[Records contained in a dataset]
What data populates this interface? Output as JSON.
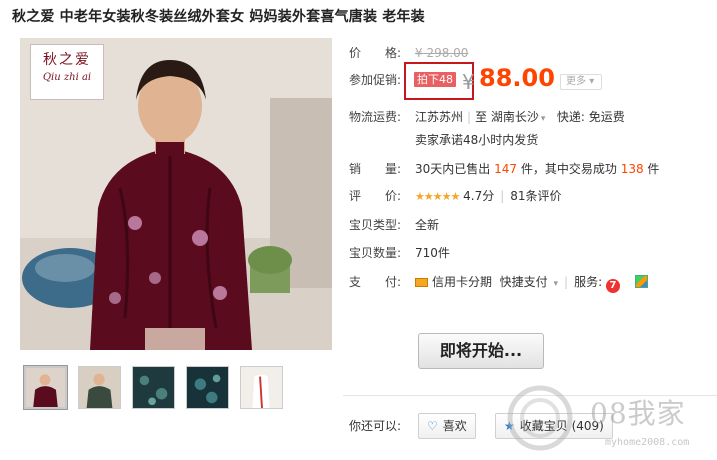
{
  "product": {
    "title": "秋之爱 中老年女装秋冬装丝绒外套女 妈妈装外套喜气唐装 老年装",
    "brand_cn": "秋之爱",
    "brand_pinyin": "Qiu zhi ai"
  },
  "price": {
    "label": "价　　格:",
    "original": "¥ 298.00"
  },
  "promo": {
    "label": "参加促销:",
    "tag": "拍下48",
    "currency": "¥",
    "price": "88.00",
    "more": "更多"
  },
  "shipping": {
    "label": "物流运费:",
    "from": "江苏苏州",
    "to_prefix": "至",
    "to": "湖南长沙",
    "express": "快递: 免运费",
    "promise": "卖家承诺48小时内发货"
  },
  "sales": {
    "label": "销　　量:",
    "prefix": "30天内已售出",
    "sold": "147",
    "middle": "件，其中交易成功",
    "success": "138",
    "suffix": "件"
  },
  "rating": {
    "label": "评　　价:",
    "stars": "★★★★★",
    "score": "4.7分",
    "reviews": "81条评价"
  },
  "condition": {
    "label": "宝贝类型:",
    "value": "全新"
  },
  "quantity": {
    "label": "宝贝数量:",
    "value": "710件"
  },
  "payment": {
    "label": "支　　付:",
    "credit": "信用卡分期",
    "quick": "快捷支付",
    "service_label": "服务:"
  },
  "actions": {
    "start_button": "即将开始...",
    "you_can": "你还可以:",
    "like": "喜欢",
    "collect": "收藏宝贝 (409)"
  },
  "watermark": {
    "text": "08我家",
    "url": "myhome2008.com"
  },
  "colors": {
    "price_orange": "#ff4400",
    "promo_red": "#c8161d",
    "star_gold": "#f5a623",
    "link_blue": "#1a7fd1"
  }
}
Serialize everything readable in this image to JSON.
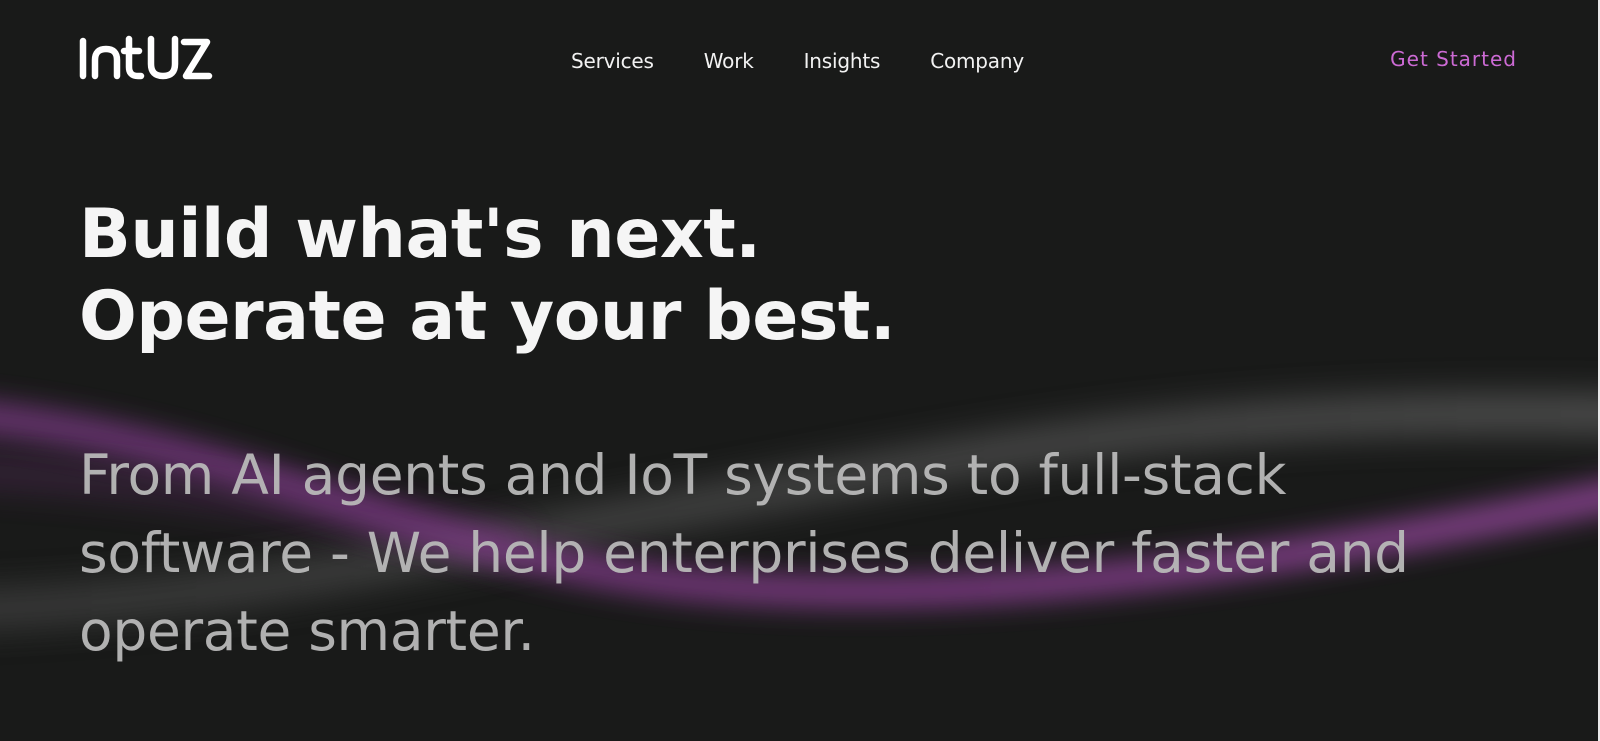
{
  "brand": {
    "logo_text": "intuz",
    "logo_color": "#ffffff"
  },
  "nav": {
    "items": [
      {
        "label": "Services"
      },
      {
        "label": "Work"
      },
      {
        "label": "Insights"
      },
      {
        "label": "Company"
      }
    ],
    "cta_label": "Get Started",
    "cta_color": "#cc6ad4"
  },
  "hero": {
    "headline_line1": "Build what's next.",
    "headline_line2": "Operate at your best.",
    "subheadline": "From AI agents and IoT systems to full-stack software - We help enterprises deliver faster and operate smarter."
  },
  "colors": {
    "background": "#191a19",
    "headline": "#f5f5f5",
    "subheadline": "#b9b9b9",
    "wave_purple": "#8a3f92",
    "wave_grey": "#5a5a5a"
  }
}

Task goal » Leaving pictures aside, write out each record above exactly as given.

Output of the task »
What data populates this interface? Output as JSON.
{
  "product": {
    "title": "秋之爱 中老年女装秋冬装丝绒外套女 妈妈装外套喜气唐装 老年装",
    "brand_cn": "秋之爱",
    "brand_pinyin": "Qiu zhi ai"
  },
  "price": {
    "label": "价　　格:",
    "original": "¥ 298.00"
  },
  "promo": {
    "label": "参加促销:",
    "tag": "拍下48",
    "currency": "¥",
    "price": "88.00",
    "more": "更多"
  },
  "shipping": {
    "label": "物流运费:",
    "from": "江苏苏州",
    "to_prefix": "至",
    "to": "湖南长沙",
    "express": "快递: 免运费",
    "promise": "卖家承诺48小时内发货"
  },
  "sales": {
    "label": "销　　量:",
    "prefix": "30天内已售出",
    "sold": "147",
    "middle": "件，其中交易成功",
    "success": "138",
    "suffix": "件"
  },
  "rating": {
    "label": "评　　价:",
    "stars": "★★★★★",
    "score": "4.7分",
    "reviews": "81条评价"
  },
  "condition": {
    "label": "宝贝类型:",
    "value": "全新"
  },
  "quantity": {
    "label": "宝贝数量:",
    "value": "710件"
  },
  "payment": {
    "label": "支　　付:",
    "credit": "信用卡分期",
    "quick": "快捷支付",
    "service_label": "服务:"
  },
  "actions": {
    "start_button": "即将开始...",
    "you_can": "你还可以:",
    "like": "喜欢",
    "collect": "收藏宝贝 (409)"
  },
  "watermark": {
    "text": "08我家",
    "url": "myhome2008.com"
  },
  "colors": {
    "price_orange": "#ff4400",
    "promo_red": "#c8161d",
    "star_gold": "#f5a623",
    "link_blue": "#1a7fd1"
  }
}
Serialize everything readable in this image to JSON.
{
  "brand": {
    "logo_text": "intuz",
    "logo_color": "#ffffff"
  },
  "nav": {
    "items": [
      {
        "label": "Services"
      },
      {
        "label": "Work"
      },
      {
        "label": "Insights"
      },
      {
        "label": "Company"
      }
    ],
    "cta_label": "Get Started",
    "cta_color": "#cc6ad4"
  },
  "hero": {
    "headline_line1": "Build what's next.",
    "headline_line2": "Operate at your best.",
    "subheadline": "From AI agents and IoT systems to full-stack software - We help enterprises deliver faster and operate smarter."
  },
  "colors": {
    "background": "#191a19",
    "headline": "#f5f5f5",
    "subheadline": "#b9b9b9",
    "wave_purple": "#8a3f92",
    "wave_grey": "#5a5a5a"
  }
}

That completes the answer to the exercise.